So, here's that pesky question again: What does success look like? How do you know if you've achieved this thing we call engagement?
James says that so far, his evidence includes:
— increased blog traffic
— more positive than negative attention on social media (more promoters than detractors)
— more story tips
— more invitations from the community for Tribune staff to be a part of events
— more attendance at company-sponsored events
And, of course, what he's hearing from the community. "The job is to build meaningful bridges, not numbers. That may be quantifiable down the line, but page views and time on site — even Facebook likes or blog comments — are only proxies for the real thing: Do people feel connected with the Chicago Tribune? Are we connecting with them? Other departments may be better at counting and quantifying those relationships. I'm a reporter. I'm good at picking up the phone, asking people questions, and listening very, very carefully."
Margaret calls James the lead singer in a very large ensemble, leading the charge to respect the audience. She wrote:
"I went to J-School at Missouri, and in my very first reporting class, the instructor told us to think about who the audience was. Somehow, journalism lost its way the past 15 years or so. Somehow, the media world got out of balance, putting far too much weight on what we thought people should know and far too little on what they wanted to know. Somehow, a lot of very smart people became contemptuous of readers and worried far more about what other journalists thought than what readers really wanted and needed. We must respect our readers, our colleagues and our community at large."
When James got a chance to read Margaret's quote, he wanted to emphasize that there's no need to fear audience input. They won't say they want more Brittney Spears. (I wrote about that fear here.) The goal is to ask people what's going on in their lives, what they wish the newspaper would do, and whether there's a gap between the two. "And then we think about whether we can or should narrow that gap given our journalistic responsibilities, and how we might do it in a meaningful way," he wrote back.
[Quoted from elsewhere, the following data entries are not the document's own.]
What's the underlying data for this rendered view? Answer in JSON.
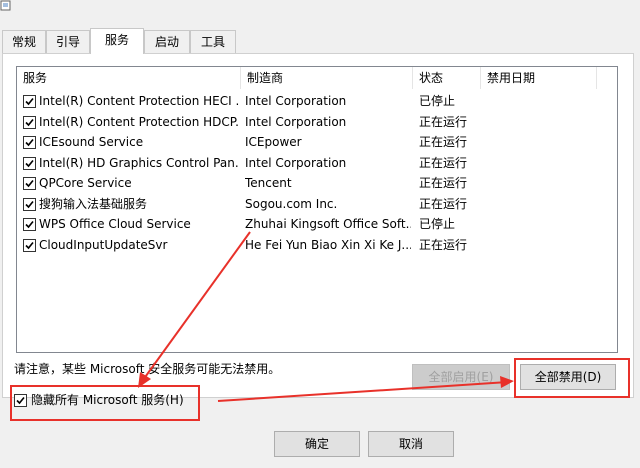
{
  "tabs": [
    "常规",
    "引导",
    "服务",
    "启动",
    "工具"
  ],
  "active_tab": "服务",
  "columns": [
    "服务",
    "制造商",
    "状态",
    "禁用日期"
  ],
  "services": [
    {
      "name": "Intel(R) Content Protection HECI ...",
      "maker": "Intel Corporation",
      "status": "已停止",
      "checked": true
    },
    {
      "name": "Intel(R) Content Protection HDCP...",
      "maker": "Intel Corporation",
      "status": "正在运行",
      "checked": true
    },
    {
      "name": "ICEsound Service",
      "maker": "ICEpower",
      "status": "正在运行",
      "checked": true
    },
    {
      "name": "Intel(R) HD Graphics Control Pan...",
      "maker": "Intel Corporation",
      "status": "正在运行",
      "checked": true
    },
    {
      "name": "QPCore Service",
      "maker": "Tencent",
      "status": "正在运行",
      "checked": true
    },
    {
      "name": "搜狗输入法基础服务",
      "maker": "Sogou.com Inc.",
      "status": "正在运行",
      "checked": true
    },
    {
      "name": "WPS Office Cloud Service",
      "maker": "Zhuhai Kingsoft Office Soft...",
      "status": "已停止",
      "checked": true
    },
    {
      "name": "CloudInputUpdateSvr",
      "maker": "He Fei Yun Biao Xin Xi Ke J...",
      "status": "正在运行",
      "checked": true
    }
  ],
  "note": "请注意，某些 Microsoft 安全服务可能无法禁用。",
  "hide_ms_label": "隐藏所有 Microsoft 服务(H)",
  "hide_ms_checked": true,
  "enable_all_label": "全部启用(E)",
  "disable_all_label": "全部禁用(D)",
  "ok_label": "确定",
  "cancel_label": "取消",
  "colors": {
    "annotation_red": "#e8312a",
    "window_bg": "#f0f0f0"
  }
}
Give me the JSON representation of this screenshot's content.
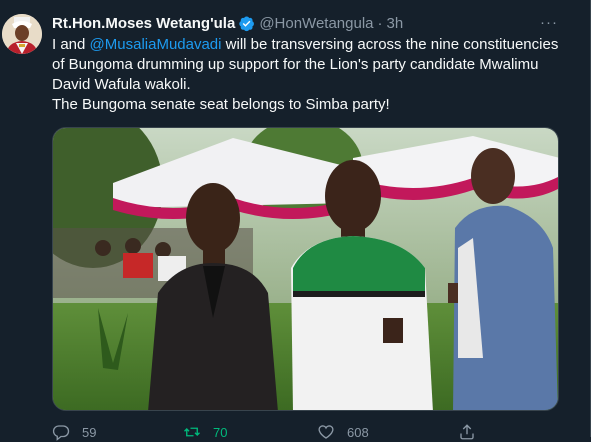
{
  "tweet": {
    "author_name": "Rt.Hon.Moses Wetang'ula",
    "handle": "@HonWetangula",
    "separator": "·",
    "time": "3h",
    "more_label": "···",
    "text_prefix": "I and ",
    "mention": "@MusaliaMudavadi",
    "text_line1_rest": " will be transversing across the nine constituencies of Bungoma drumming up support for the Lion's party candidate Mwalimu David Wafula wakoli.",
    "text_line2": "The Bungoma senate seat belongs to Simba party!",
    "replies": "59",
    "retweets": "70",
    "likes": "608"
  },
  "icons": {
    "verified": "verified-badge-icon",
    "reply": "reply-icon",
    "retweet": "retweet-icon",
    "like": "heart-icon",
    "share": "share-icon",
    "more": "more-icon"
  },
  "colors": {
    "background": "#15202b",
    "accent": "#1d9bf0",
    "retweeted": "#00ba7c",
    "muted": "#8b98a5"
  }
}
The series the Tribune has started on municipal pensions is a good example. James says he knows from his interactions with readers that they're worried about this very important issue — worried "in great detail and with a high degree of sophistication." The analytics back him up. The story was in the top 10 for chicagotribune.com on Wednesday, along with mayoral politics, sports, the economy and … the guy in Wisconsin who shot his TV over the Bristol Palin's latest Dancing With the Stars performance. (Nine out of 10 ain't bad.)
By the way, the Tribune does of course have social media strategies (under the venerable efforts of Colonel Tribune), including several Twitter and Facebook accounts. But in a lengthy conversation about engagement, those platforms just weren't the focus.
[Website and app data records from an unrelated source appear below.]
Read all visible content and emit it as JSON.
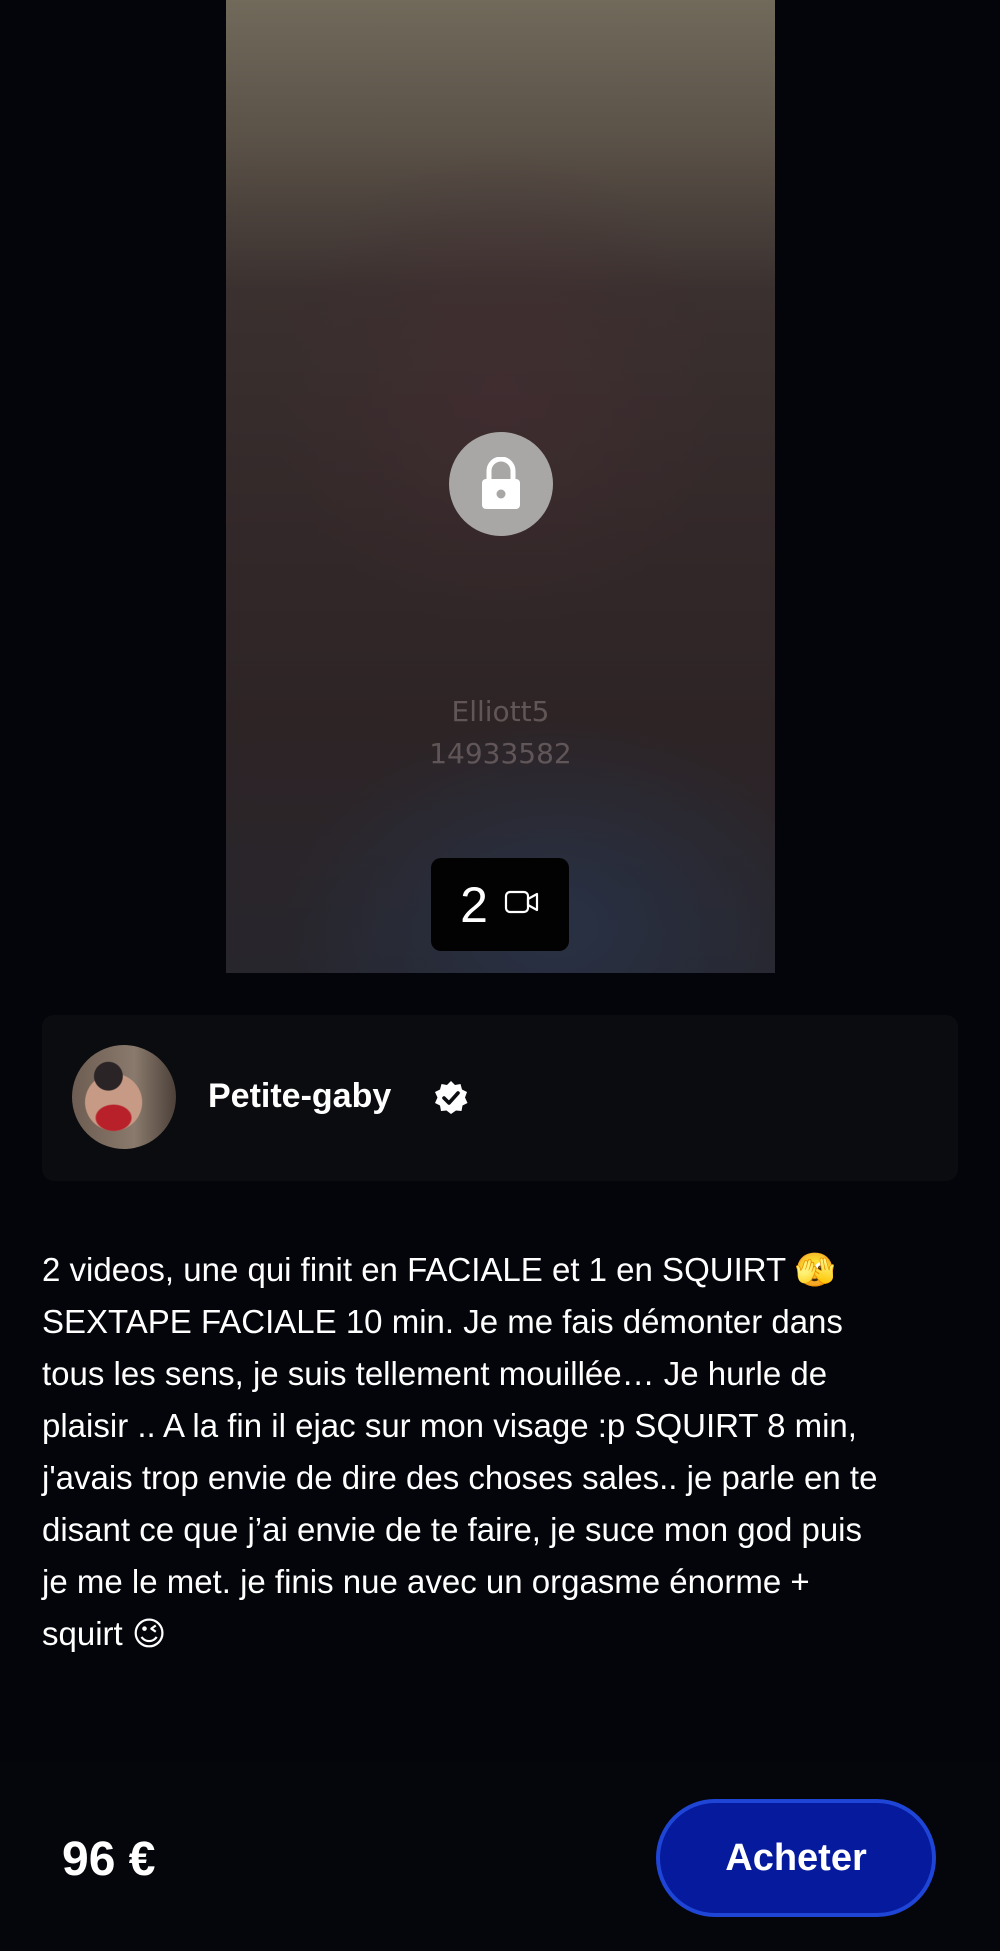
{
  "preview": {
    "watermark_name": "Elliott5",
    "watermark_id": "14933582",
    "media_count": "2",
    "lock_icon": "lock-icon",
    "media_icon": "video-camera-icon"
  },
  "creator": {
    "name": "Petite-gaby",
    "verified_icon": "verified-badge-icon"
  },
  "description": "2 videos, une qui finit en FACIALE et 1 en SQUIRT 🫣\nSEXTAPE FACIALE 10 min. Je me fais démonter dans\ntous les sens, je suis tellement mouillée… Je hurle de\nplaisir .. A la fin il ejac sur mon visage :p SQUIRT 8 min,\nj'avais trop envie de dire des choses sales.. je parle en te\ndisant ce que j’ai envie de te faire, je suce mon god puis\nje me le met. je finis nue avec un orgasme énorme +\nsquirt 😉",
  "purchase": {
    "price": "96 €",
    "buy_label": "Acheter"
  },
  "colors": {
    "background": "#04050a",
    "card": "#0b0c10",
    "button": "#051a9c",
    "button_border": "#1f45d6"
  }
}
The news folks across the country who have engagement as part of their job description are spending their time on drastically different, though absolutely worthy, tasks. Part of what I'm hoping to do with my fellowship year is suggest more specific words that we as journalists could be using, so we know exactly what we're working for. If you have ideas about that, I'd love to hear them.
Joy Mayer is a 2010-2011 Reynolds Fellow working on a project called “Ditch the lecture. Join the conversation.” Read Joy's other blog posts here, and talk back at email@example.com and @mayerjoy on Twitter.